Brief: Across the entries below, how many lines contain the word "true"? Give the number alone.

Stored data Block Start

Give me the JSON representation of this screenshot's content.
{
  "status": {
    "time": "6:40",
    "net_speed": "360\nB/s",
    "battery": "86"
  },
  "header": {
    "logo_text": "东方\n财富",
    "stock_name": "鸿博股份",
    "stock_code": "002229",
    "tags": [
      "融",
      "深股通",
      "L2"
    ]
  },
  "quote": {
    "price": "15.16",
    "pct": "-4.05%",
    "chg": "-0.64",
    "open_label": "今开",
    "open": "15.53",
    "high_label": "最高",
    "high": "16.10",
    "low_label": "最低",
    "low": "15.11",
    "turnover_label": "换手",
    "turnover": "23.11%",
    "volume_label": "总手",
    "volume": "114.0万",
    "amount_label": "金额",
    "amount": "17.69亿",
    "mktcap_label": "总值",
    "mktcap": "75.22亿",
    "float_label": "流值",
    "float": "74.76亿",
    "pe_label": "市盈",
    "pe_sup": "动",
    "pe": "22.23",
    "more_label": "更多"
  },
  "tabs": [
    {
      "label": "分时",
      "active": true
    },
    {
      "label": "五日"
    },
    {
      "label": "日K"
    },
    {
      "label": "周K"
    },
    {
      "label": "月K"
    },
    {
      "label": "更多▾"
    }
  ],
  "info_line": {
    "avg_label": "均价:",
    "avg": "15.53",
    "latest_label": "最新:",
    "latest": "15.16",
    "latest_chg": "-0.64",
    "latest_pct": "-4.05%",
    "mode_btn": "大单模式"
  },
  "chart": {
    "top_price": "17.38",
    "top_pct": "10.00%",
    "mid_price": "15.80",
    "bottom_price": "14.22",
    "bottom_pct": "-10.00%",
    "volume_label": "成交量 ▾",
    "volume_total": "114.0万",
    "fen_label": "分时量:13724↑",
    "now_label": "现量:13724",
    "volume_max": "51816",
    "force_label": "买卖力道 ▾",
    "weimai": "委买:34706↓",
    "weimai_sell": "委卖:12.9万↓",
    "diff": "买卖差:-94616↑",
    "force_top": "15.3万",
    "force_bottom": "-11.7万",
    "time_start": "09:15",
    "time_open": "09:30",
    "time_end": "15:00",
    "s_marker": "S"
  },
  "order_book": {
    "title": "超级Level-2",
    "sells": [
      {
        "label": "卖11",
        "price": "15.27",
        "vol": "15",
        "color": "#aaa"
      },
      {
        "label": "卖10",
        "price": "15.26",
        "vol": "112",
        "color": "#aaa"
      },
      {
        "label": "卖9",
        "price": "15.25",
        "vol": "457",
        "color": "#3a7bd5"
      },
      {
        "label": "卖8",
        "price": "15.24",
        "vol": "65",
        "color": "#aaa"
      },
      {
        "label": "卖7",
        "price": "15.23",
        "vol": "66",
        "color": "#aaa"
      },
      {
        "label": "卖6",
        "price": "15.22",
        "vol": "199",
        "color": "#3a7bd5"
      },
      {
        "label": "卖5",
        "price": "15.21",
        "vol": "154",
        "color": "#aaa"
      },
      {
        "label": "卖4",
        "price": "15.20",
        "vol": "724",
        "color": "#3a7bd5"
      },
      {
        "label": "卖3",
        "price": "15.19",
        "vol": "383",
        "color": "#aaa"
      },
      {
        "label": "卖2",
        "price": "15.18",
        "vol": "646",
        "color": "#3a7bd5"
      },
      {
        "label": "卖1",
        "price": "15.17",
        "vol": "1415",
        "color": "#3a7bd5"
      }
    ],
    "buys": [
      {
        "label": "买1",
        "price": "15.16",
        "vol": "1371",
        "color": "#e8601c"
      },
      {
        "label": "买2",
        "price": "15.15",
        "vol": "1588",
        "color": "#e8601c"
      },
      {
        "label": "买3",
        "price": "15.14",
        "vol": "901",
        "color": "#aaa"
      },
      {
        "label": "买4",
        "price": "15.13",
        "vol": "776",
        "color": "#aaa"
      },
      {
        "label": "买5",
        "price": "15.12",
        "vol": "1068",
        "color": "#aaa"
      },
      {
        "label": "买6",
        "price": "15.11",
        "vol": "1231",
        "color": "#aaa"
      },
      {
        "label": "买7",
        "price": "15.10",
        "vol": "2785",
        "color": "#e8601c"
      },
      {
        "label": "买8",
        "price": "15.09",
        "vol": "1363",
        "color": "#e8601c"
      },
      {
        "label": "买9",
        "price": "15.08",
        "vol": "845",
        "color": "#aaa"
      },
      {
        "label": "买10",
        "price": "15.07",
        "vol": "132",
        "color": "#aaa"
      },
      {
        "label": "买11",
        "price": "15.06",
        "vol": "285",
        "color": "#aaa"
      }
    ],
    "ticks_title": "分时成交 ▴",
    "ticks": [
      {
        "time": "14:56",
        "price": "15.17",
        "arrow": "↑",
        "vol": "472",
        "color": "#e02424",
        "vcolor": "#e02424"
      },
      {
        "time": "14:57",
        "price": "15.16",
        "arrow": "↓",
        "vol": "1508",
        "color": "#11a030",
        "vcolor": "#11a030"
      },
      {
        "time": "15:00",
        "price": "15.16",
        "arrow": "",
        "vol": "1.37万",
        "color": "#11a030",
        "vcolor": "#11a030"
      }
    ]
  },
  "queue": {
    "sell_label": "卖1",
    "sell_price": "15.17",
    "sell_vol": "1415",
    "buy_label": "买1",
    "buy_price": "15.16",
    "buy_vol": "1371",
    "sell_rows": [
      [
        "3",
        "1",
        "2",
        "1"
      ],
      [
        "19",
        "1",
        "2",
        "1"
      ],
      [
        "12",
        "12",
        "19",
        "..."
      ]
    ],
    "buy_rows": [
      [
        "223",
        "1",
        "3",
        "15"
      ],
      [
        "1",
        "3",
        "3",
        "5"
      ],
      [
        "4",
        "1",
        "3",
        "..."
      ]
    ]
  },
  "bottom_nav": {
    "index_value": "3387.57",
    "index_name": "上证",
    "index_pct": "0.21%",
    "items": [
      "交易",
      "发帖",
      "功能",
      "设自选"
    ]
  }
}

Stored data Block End
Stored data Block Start

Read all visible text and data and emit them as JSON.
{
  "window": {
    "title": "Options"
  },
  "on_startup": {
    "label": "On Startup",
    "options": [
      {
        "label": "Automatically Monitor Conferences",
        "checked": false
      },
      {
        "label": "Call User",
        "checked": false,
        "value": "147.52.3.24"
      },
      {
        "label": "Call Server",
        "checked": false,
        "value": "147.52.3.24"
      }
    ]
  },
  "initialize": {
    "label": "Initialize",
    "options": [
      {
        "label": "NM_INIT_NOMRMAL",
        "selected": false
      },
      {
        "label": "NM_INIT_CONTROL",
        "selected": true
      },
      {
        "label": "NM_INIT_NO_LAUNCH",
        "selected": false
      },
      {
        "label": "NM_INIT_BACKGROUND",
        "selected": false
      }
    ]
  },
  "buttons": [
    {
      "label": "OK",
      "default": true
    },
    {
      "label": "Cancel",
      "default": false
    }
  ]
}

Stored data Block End

Output for this task: 3